PROBLEM TO WORK ON – When counting, include every line of the data that holds "Satu", then state the total alone.

Records from a data collection
==============================

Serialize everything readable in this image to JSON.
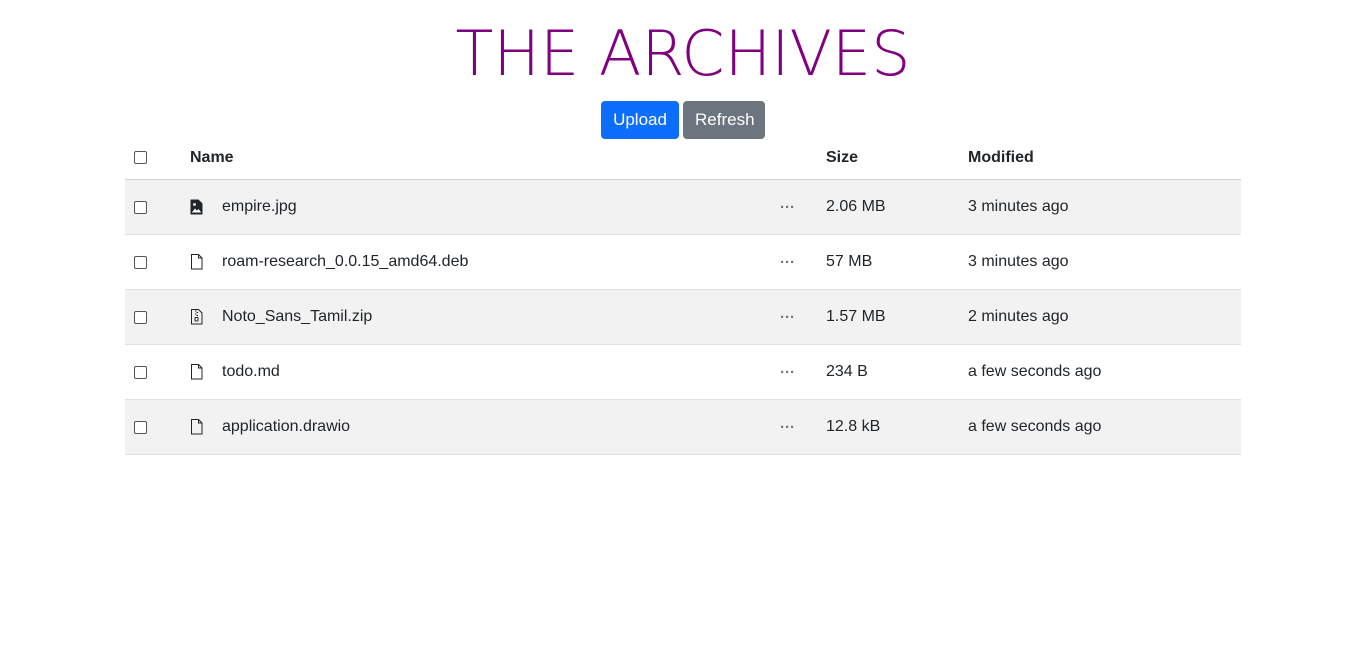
{
  "header": {
    "title": "THE ARCHIVES"
  },
  "toolbar": {
    "upload_label": "Upload",
    "refresh_label": "Refresh"
  },
  "table": {
    "columns": {
      "name": "Name",
      "size": "Size",
      "modified": "Modified"
    },
    "rows": [
      {
        "name": "empire.jpg",
        "size": "2.06 MB",
        "modified": "3 minutes ago",
        "icon": "image-file-icon"
      },
      {
        "name": "roam-research_0.0.15_amd64.deb",
        "size": "57 MB",
        "modified": "3 minutes ago",
        "icon": "file-icon"
      },
      {
        "name": "Noto_Sans_Tamil.zip",
        "size": "1.57 MB",
        "modified": "2 minutes ago",
        "icon": "zip-file-icon"
      },
      {
        "name": "todo.md",
        "size": "234 B",
        "modified": "a few seconds ago",
        "icon": "file-icon"
      },
      {
        "name": "application.drawio",
        "size": "12.8 kB",
        "modified": "a few seconds ago",
        "icon": "file-icon"
      }
    ],
    "more_glyph": "···"
  },
  "colors": {
    "title": "#800080",
    "primary": "#0d6efd",
    "secondary": "#6c757d",
    "stripe": "#f2f2f2"
  }
}
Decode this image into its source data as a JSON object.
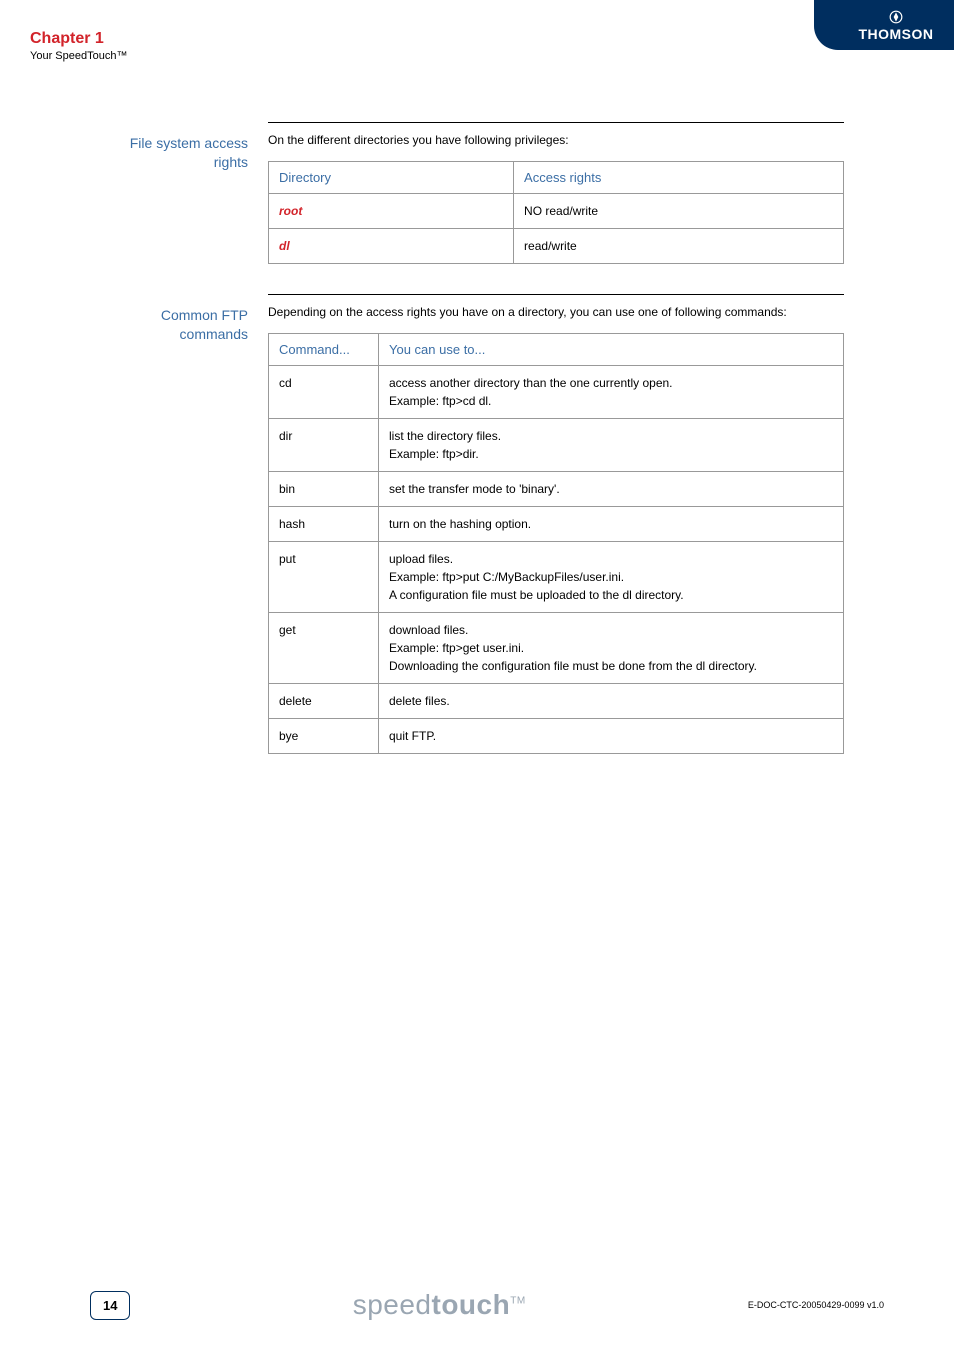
{
  "header": {
    "chapter": "Chapter 1",
    "subtitle": "Your SpeedTouch™",
    "brand": "THOMSON"
  },
  "sections": {
    "file_access": {
      "label_line1": "File system access",
      "label_line2": "rights",
      "intro": "On the different directories you have following privileges:",
      "table_head_dir": "Directory",
      "table_head_rights": "Access rights",
      "rows": [
        {
          "dir": "root",
          "rights": "NO read/write",
          "dir_class": "root-cell"
        },
        {
          "dir": "dl",
          "rights": "read/write",
          "dir_class": "dl-cell"
        }
      ]
    },
    "ftp": {
      "label_line1": "Common FTP",
      "label_line2": "commands",
      "intro": "Depending on the access rights you have on a directory, you can use one of following commands:",
      "table_head_cmd": "Command...",
      "table_head_use": "You can use to...",
      "rows": [
        {
          "cmd": "cd",
          "use": "access another directory than the one currently open.\nExample: ftp>cd dl."
        },
        {
          "cmd": "dir",
          "use": "list the directory files.\nExample: ftp>dir."
        },
        {
          "cmd": "bin",
          "use": "set the transfer mode to 'binary'."
        },
        {
          "cmd": "hash",
          "use": "turn on the hashing option."
        },
        {
          "cmd": "put",
          "use": "upload files.\nExample: ftp>put C:/MyBackupFiles/user.ini.\nA configuration file must be uploaded to the dl directory."
        },
        {
          "cmd": "get",
          "use": "download files.\nExample: ftp>get user.ini.\nDownloading the configuration file must be done from the dl directory."
        },
        {
          "cmd": "delete",
          "use": "delete files."
        },
        {
          "cmd": "bye",
          "use": "quit FTP."
        }
      ]
    }
  },
  "footer": {
    "page": "14",
    "logo_light": "speed",
    "logo_bold": "touch",
    "logo_tm": "TM",
    "doc": "E-DOC-CTC-20050429-0099 v1.0"
  }
}
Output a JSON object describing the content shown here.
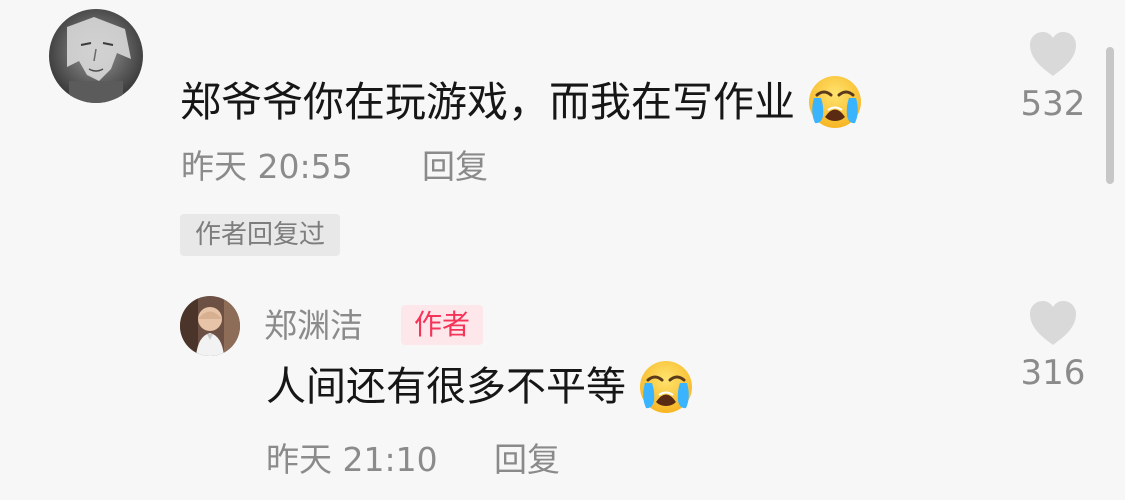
{
  "comments": [
    {
      "text": "郑爷爷你在玩游戏，而我在写作业",
      "emoji": "loudly-crying-face",
      "time": "昨天 20:55",
      "reply_label": "回复",
      "likes": "532",
      "author_replied_label": "作者回复过"
    }
  ],
  "reply": {
    "username": "郑渊洁",
    "author_badge": "作者",
    "text": "人间还有很多不平等",
    "emoji": "loudly-crying-face",
    "time": "昨天 21:10",
    "reply_label": "回复",
    "likes": "316"
  },
  "icons": {
    "like": "heart-icon",
    "emoji": "loudly-crying-face-emoji"
  },
  "colors": {
    "background": "#f7f7f7",
    "text_primary": "#161616",
    "text_secondary": "#8b8b8b",
    "author_badge_text": "#f5345a",
    "author_badge_bg": "#fde7ea",
    "heart": "#d9d9d9"
  }
}
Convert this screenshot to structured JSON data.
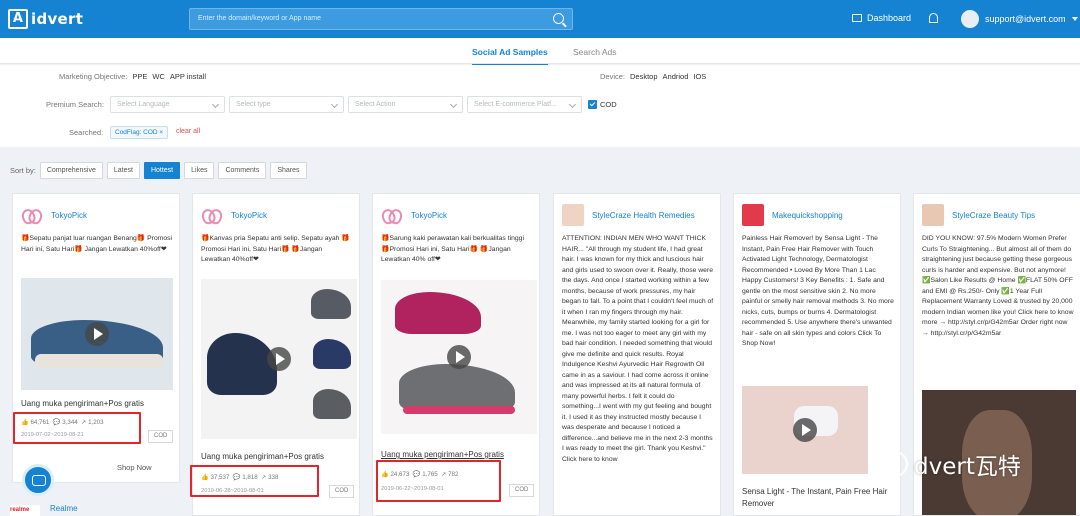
{
  "header": {
    "logo": "idvert",
    "search_placeholder": "Enter the domain/keyword or App name",
    "dashboard": "Dashboard",
    "user": "support@idvert.com"
  },
  "tabs": [
    {
      "label": "Social Ad Samples"
    },
    {
      "label": "Search Ads"
    }
  ],
  "filters": {
    "marketing_label": "Marketing Objective:",
    "marketing_options": [
      "PPE",
      "WC",
      "APP install"
    ],
    "device_label": "Device:",
    "device_options": [
      "Desktop",
      "Andriod",
      "IOS"
    ],
    "premium_label": "Premium Search:",
    "selects": [
      "Select Language",
      "Select type",
      "Select Action",
      "Select E-commerce Platf..."
    ],
    "cod_label": "COD",
    "searched_label": "Searched:",
    "searched_tag": "CodFlag: COD ×",
    "clear_all": "clear all"
  },
  "sort": {
    "label": "Sort by:",
    "options": [
      "Comprehensive",
      "Latest",
      "Hottest",
      "Likes",
      "Comments",
      "Shares"
    ],
    "active": "Hottest"
  },
  "cards": [
    {
      "name": "TokyoPick",
      "text": "🎁Sepatu panjat luar ruangan Benang🎁 Promosi Hari ini, Satu Hari🎁 Jangan Lewatkan 40%off❤",
      "caption": "Uang muka pengiriman+Pos gratis",
      "likes": "64,761",
      "comments": "3,344",
      "shares": "1,203",
      "date": "2019-07-02~2019-08-21",
      "cod": "COD",
      "shop": "Shop Now"
    },
    {
      "name": "TokyoPick",
      "text": "🎁Kanvas pria Sepatu anti selip. Sepatu ayah 🎁Promosi Hari ini, Satu Hari🎁 🎁Jangan Lewatkan 40%off❤",
      "caption": "Uang muka pengiriman+Pos gratis",
      "likes": "37,537",
      "comments": "1,818",
      "shares": "338",
      "date": "2019-06-28~2019-08-01",
      "cod": "COD"
    },
    {
      "name": "TokyoPick",
      "text": "🎁Sarung kaki perawatan kali berkualitas tinggi 🎁Promosi Hari ini, Satu Hari🎁 🎁Jangan Lewatkan 40% off❤",
      "caption": "Uang muka pengiriman+Pos gratis",
      "likes": "24,673",
      "comments": "1,765",
      "shares": "782",
      "date": "2019-06-22~2019-08-01",
      "cod": "COD"
    },
    {
      "name": "StyleCraze Health Remedies",
      "text": "ATTENTION: INDIAN MEN WHO WANT THICK HAIR... \"All through my student life, I had great hair. I was known for my thick and luscious hair and girls used to swoon over it. Really, those were the days. And once I started working within a few months, because of work pressures, my hair began to fall. To a point that I couldn't feel much of it when I ran my fingers through my hair. Meanwhile, my family started looking for a girl for me. I was not too eager to meet any girl with my bad hair condition. I needed something that would give me definite and quick results. Royal Indulgence Keshvi Ayurvedic Hair Regrowth Oil came in as a saviour. I had come across it online and was impressed at its all natural formula of many powerful herbs. I felt it could do something...I went with my gut feeling and bought it. I used it as they instructed mostly because I was desperate and because I noticed a difference...and believe me in the next 2-3 months I was ready to meet the girl. Thank you Keshvi.\" Click here to know"
    },
    {
      "name": "Makequickshopping",
      "text": "Painless Hair Remover! by Sensa Light - The Instant, Pain Free Hair Remover with Touch Activated Light Technology, Dermatologist Recommended • Loved By More Than 1 Lac Happy Customers! 3 Key Benefits : 1. Safe and gentle on the most sensitive skin 2. No more painful or smelly hair removal methods 3. No more nicks, cuts, bumps or burns 4. Dermatologist recommended 5. Use anywhere there's unwanted hair - safe on all skin types and colors Click To Shop Now!",
      "caption": "Sensa Light - The Instant, Pain Free Hair Remover"
    },
    {
      "name": "StyleCraze Beauty Tips",
      "text": "DID YOU KNOW: 97.5% Modern Women Prefer Curls To Straightening... But almost all of them do straightening just because getting these gorgeous curls is harder and expensive. But not anymore! ✅Salon Like Results @ Home ✅FLAT 50% OFF and EMI @ Rs.250/- Only ✅1 Year Full Replacement Warranty Loved & trusted by 20,000 modern Indian women like you! Click here to know more → http://styl.cr/p/G42m5ar Order right now → http://styl.cr/p/G42m5ar"
    }
  ],
  "bottom": {
    "realme": "Realme",
    "realme_logo": "realme"
  },
  "watermark": "dvert瓦特"
}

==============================

ANSWER FOR THE TASK – 3